JOSEF MENGELE was a doctor at Auschwitz concentration camp where he conducted a series of barbaric experiments on prisoners. Mengele escaped to South America after the war, where he lived out his life in relative comfort. During his `exile,' he once returned to Germany for a family funeral, and may have returned home on other occasions. He died in South America of accidental drowning. His death remained secret for seven years. (Coincidentally, seven years is the statute of limitation in Germany for aiding and abetting escaped war criminals.) Recommended reading about Mengele
OLGA LENGYEL and her family were transported from their home in Transylvania to Auschwitz in 1944. Olga worked in the camp infirmary. She aided in the camp rebellion that destroyed one of the crematoria. She was the only member of her family to survive Auschwitz. She chronicled her experiences in her autobiography The Five Chimneys, the first book to give a survivor's view of a concentration camp. Olga lived in New York City until her death in the summer of 2001, where she was a manager of a foundation to educate people about the Holocaust. The foundation has as its name the number tattooed on Olga's forearm by the Auschwitz guards.
HELENE GRESE. All the playwright has been able to learn of Helene Grese is from the transcripts of the Belsen trials. Some have claimed that the woman who took the stand on Irma's behalf was not really her sister, but a woman hired to provide testimony.
THE ATTORNEYS. The prosecution and defense at the Belsen trials were handled by teams of attorneys. The lawyers in the play are not based on any individuals. They are the complete creation of the playwright.

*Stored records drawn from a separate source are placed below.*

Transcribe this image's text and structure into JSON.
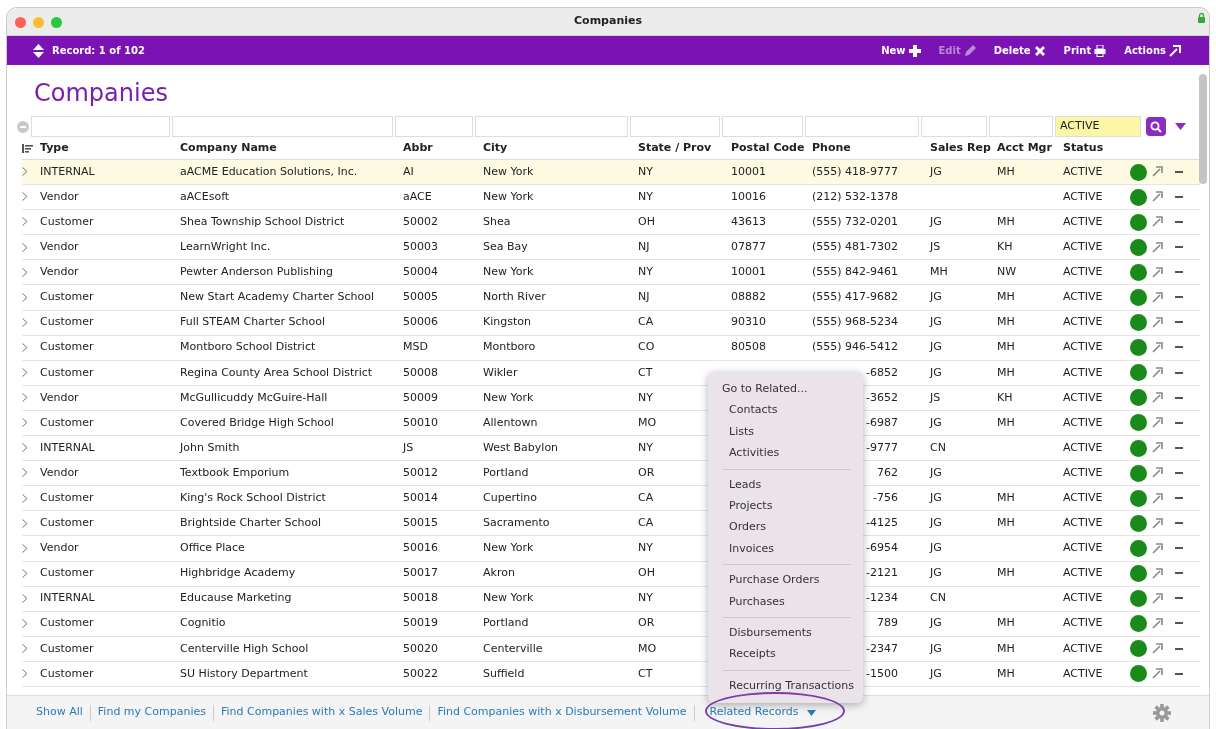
{
  "window": {
    "title": "Companies"
  },
  "toolbar": {
    "record": "Record: 1 of 102",
    "actions": [
      {
        "label": "New",
        "kind": "new",
        "disabled": false
      },
      {
        "label": "Edit",
        "kind": "edit",
        "disabled": true
      },
      {
        "label": "Delete",
        "kind": "delete",
        "disabled": false
      },
      {
        "label": "Print",
        "kind": "print",
        "disabled": false
      },
      {
        "label": "Actions",
        "kind": "actions",
        "disabled": false
      }
    ]
  },
  "heading": "Companies",
  "filters": {
    "status": "ACTIVE"
  },
  "columns": [
    "Type",
    "Company Name",
    "Abbr",
    "City",
    "State / Prov",
    "Postal Code",
    "Phone",
    "Sales Rep",
    "Acct Mgr",
    "Status"
  ],
  "rows": [
    {
      "selected": true,
      "type": "INTERNAL",
      "name": "aACME Education Solutions, Inc.",
      "abbr": "AI",
      "city": "New York",
      "state": "NY",
      "postal": "10001",
      "phone": "(555) 418-9777",
      "rep": "JG",
      "mgr": "MH",
      "status": "ACTIVE"
    },
    {
      "selected": false,
      "type": "Vendor",
      "name": "aACEsoft",
      "abbr": "aACE",
      "city": "New York",
      "state": "NY",
      "postal": "10016",
      "phone": "(212) 532-1378",
      "status": "ACTIVE"
    },
    {
      "selected": false,
      "type": "Customer",
      "name": "Shea Township School District",
      "abbr": "50002",
      "city": "Shea",
      "state": "OH",
      "postal": "43613",
      "phone": "(555) 732-0201",
      "rep": "JG",
      "mgr": "MH",
      "status": "ACTIVE"
    },
    {
      "selected": false,
      "type": "Vendor",
      "name": "LearnWright Inc.",
      "abbr": "50003",
      "city": "Sea Bay",
      "state": "NJ",
      "postal": "07877",
      "phone": "(555) 481-7302",
      "rep": "JS",
      "mgr": "KH",
      "status": "ACTIVE"
    },
    {
      "selected": false,
      "type": "Vendor",
      "name": "Pewter Anderson Publishing",
      "abbr": "50004",
      "city": "New York",
      "state": "NY",
      "postal": "10001",
      "phone": "(555) 842-9461",
      "rep": "MH",
      "mgr": "NW",
      "status": "ACTIVE"
    },
    {
      "selected": false,
      "type": "Customer",
      "name": "New Start Academy Charter School",
      "abbr": "50005",
      "city": "North River",
      "state": "NJ",
      "postal": "08882",
      "phone": "(555) 417-9682",
      "rep": "JG",
      "mgr": "MH",
      "status": "ACTIVE"
    },
    {
      "selected": false,
      "type": "Customer",
      "name": "Full STEAM Charter School",
      "abbr": "50006",
      "city": "Kingston",
      "state": "CA",
      "postal": "90310",
      "phone": "(555) 968-5234",
      "rep": "JG",
      "mgr": "MH",
      "status": "ACTIVE"
    },
    {
      "selected": false,
      "type": "Customer",
      "name": "Montboro School District",
      "abbr": "MSD",
      "city": "Montboro",
      "state": "CO",
      "postal": "80508",
      "phone": "(555) 946-5412",
      "rep": "JG",
      "mgr": "MH",
      "status": "ACTIVE"
    },
    {
      "selected": false,
      "type": "Customer",
      "name": "Regina County Area School District",
      "abbr": "50008",
      "city": "Wikler",
      "state": "CT",
      "phone": "-6852",
      "rep": "JG",
      "mgr": "MH",
      "status": "ACTIVE"
    },
    {
      "selected": false,
      "type": "Vendor",
      "name": "McGullicuddy McGuire-Hall",
      "abbr": "50009",
      "city": "New York",
      "state": "NY",
      "phone": "-3652",
      "rep": "JS",
      "mgr": "KH",
      "status": "ACTIVE"
    },
    {
      "selected": false,
      "type": "Customer",
      "name": "Covered Bridge High School",
      "abbr": "50010",
      "city": "Allentown",
      "state": "MO",
      "phone": "-6987",
      "rep": "JG",
      "mgr": "MH",
      "status": "ACTIVE"
    },
    {
      "selected": false,
      "type": "INTERNAL",
      "name": "John Smith",
      "abbr": "JS",
      "city": "West Babylon",
      "state": "NY",
      "phone": "-9777",
      "rep": "CN",
      "status": "ACTIVE"
    },
    {
      "selected": false,
      "type": "Vendor",
      "name": "Textbook Emporium",
      "abbr": "50012",
      "city": "Portland",
      "state": "OR",
      "phone": "762",
      "rep": "JG",
      "status": "ACTIVE"
    },
    {
      "selected": false,
      "type": "Customer",
      "name": "King's Rock School District",
      "abbr": "50014",
      "city": "Cupertino",
      "state": "CA",
      "phone": "-756",
      "rep": "JG",
      "mgr": "MH",
      "status": "ACTIVE"
    },
    {
      "selected": false,
      "type": "Customer",
      "name": "Brightside Charter School",
      "abbr": "50015",
      "city": "Sacramento",
      "state": "CA",
      "phone": "-4125",
      "rep": "JG",
      "mgr": "MH",
      "status": "ACTIVE"
    },
    {
      "selected": false,
      "type": "Vendor",
      "name": "Office Place",
      "abbr": "50016",
      "city": "New York",
      "state": "NY",
      "phone": "-6954",
      "rep": "JG",
      "status": "ACTIVE"
    },
    {
      "selected": false,
      "type": "Customer",
      "name": "Highbridge Academy",
      "abbr": "50017",
      "city": "Akron",
      "state": "OH",
      "phone": "-2121",
      "rep": "JG",
      "mgr": "MH",
      "status": "ACTIVE"
    },
    {
      "selected": false,
      "type": "INTERNAL",
      "name": "Educause Marketing",
      "abbr": "50018",
      "city": "New York",
      "state": "NY",
      "phone": "-1234",
      "rep": "CN",
      "status": "ACTIVE"
    },
    {
      "selected": false,
      "type": "Customer",
      "name": "Cognitio",
      "abbr": "50019",
      "city": "Portland",
      "state": "OR",
      "phone": "789",
      "rep": "JG",
      "mgr": "MH",
      "status": "ACTIVE"
    },
    {
      "selected": false,
      "type": "Customer",
      "name": "Centerville High School",
      "abbr": "50020",
      "city": "Centerville",
      "state": "MO",
      "phone": "-2347",
      "rep": "JG",
      "mgr": "MH",
      "status": "ACTIVE"
    },
    {
      "selected": false,
      "type": "Customer",
      "name": "SU History Department",
      "abbr": "50022",
      "city": "Suffield",
      "state": "CT",
      "phone": "-1500",
      "rep": "JG",
      "mgr": "MH",
      "status": "ACTIVE"
    }
  ],
  "footer": {
    "links": [
      "Show All",
      "Find my Companies",
      "Find Companies with x Sales Volume",
      "Find Companies with x Disbursement Volume"
    ],
    "menu_button": "Related Records"
  },
  "menu": {
    "title": "Go to Related...",
    "groups": [
      [
        "Contacts",
        "Lists",
        "Activities"
      ],
      [
        "Leads",
        "Projects",
        "Orders",
        "Invoices"
      ],
      [
        "Purchase Orders",
        "Purchases"
      ],
      [
        "Disbursements",
        "Receipts"
      ],
      [
        "Recurring Transactions"
      ]
    ]
  }
}
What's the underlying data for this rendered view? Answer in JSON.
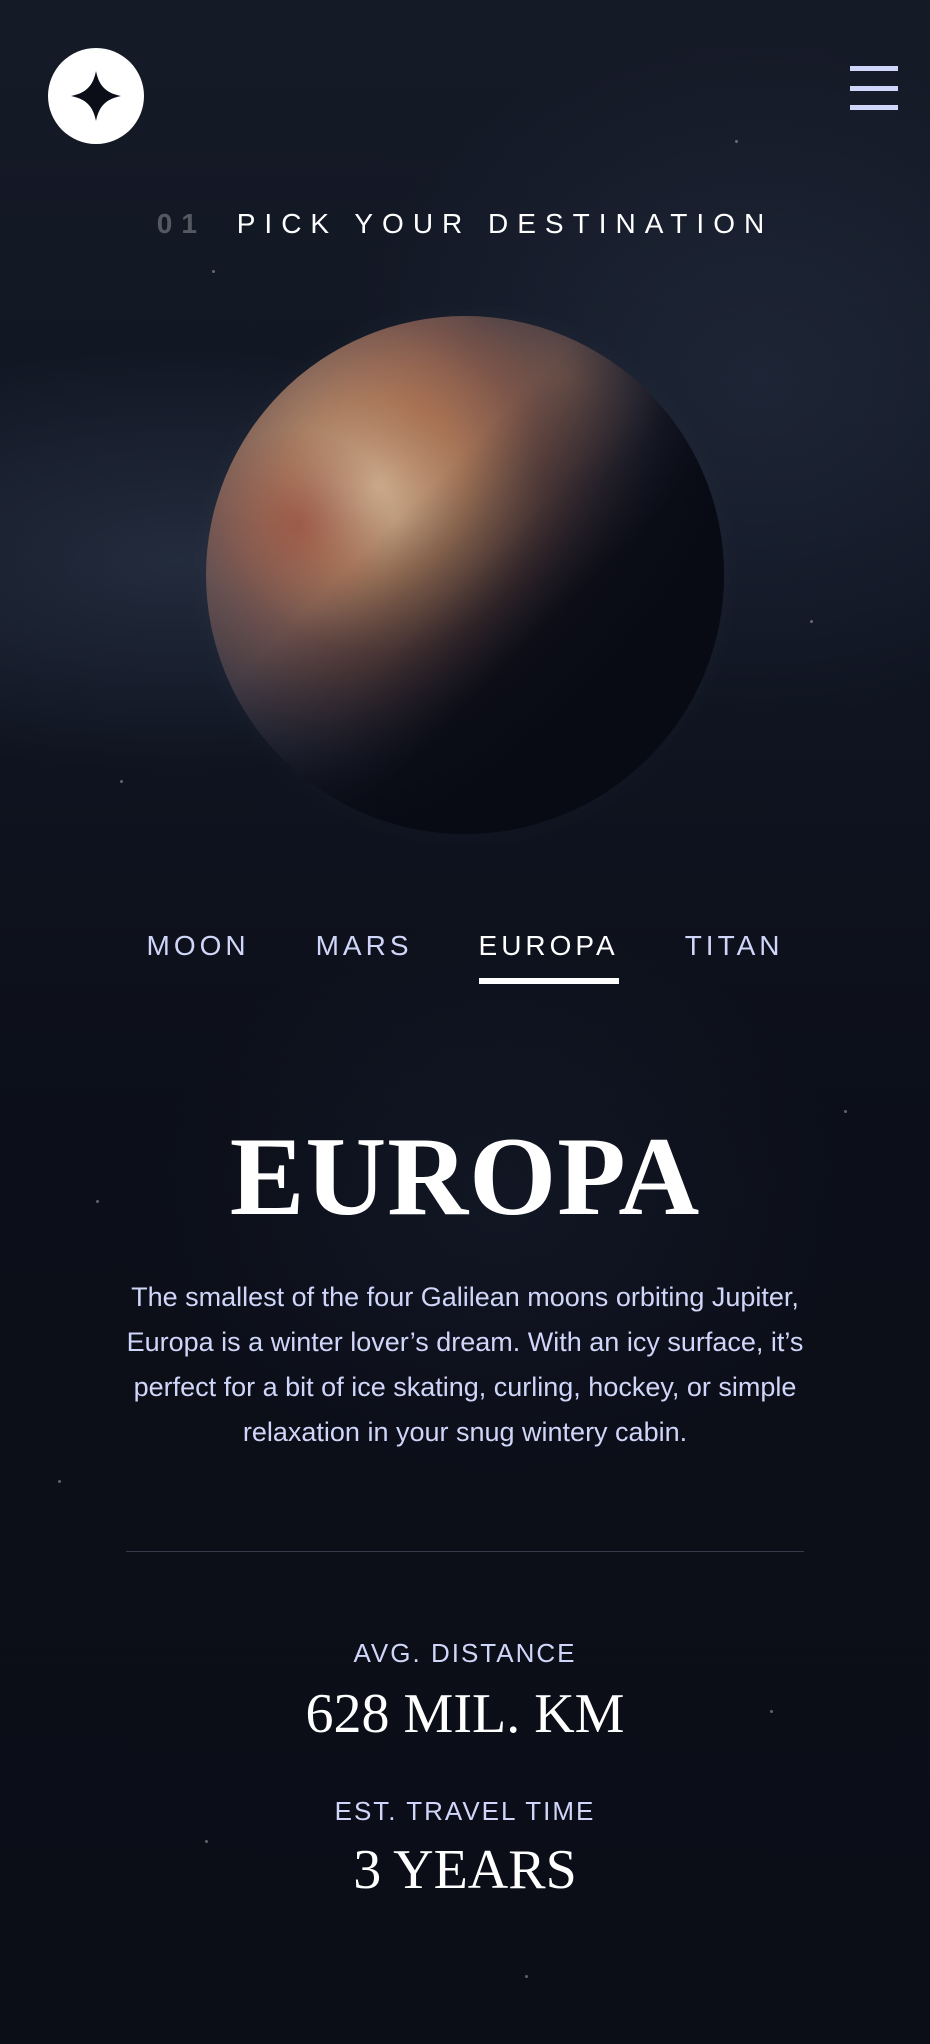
{
  "header": {
    "logo_icon": "star-logo-icon",
    "menu_icon": "hamburger-menu-icon"
  },
  "section": {
    "number": "01",
    "title": "PICK YOUR DESTINATION"
  },
  "tabs": [
    {
      "label": "MOON",
      "active": false
    },
    {
      "label": "MARS",
      "active": false
    },
    {
      "label": "EUROPA",
      "active": true
    },
    {
      "label": "TITAN",
      "active": false
    }
  ],
  "destination": {
    "name": "EUROPA",
    "description": "The smallest of the four Galilean moons orbiting Jupiter, Europa is a winter lover’s dream. With an icy surface, it’s perfect for a bit of ice skating, curling, hockey, or simple relaxation in your snug wintery cabin."
  },
  "stats": {
    "distance_label": "AVG. DISTANCE",
    "distance_value": "628 MIL. KM",
    "travel_label": "EST. TRAVEL TIME",
    "travel_value": "3 YEARS"
  },
  "colors": {
    "background": "#0b0d17",
    "accent": "#d0d6f9",
    "text": "#ffffff"
  }
}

Producers and artistic directors of established theaters wishing a perusal copy by email should contact Jo Davidsmeyer. Copies of the script may be ordered.
All rights whatsoever in this play are strictly reserved. Professional and amateur applications to perform it, etc., must be made in advance, before rehearsals begin. For further information, . (Note: for information about German-language productions of this play, contact Thespis Verlag.)
Copyright © Jo Davidsmeyer. All rights reserved.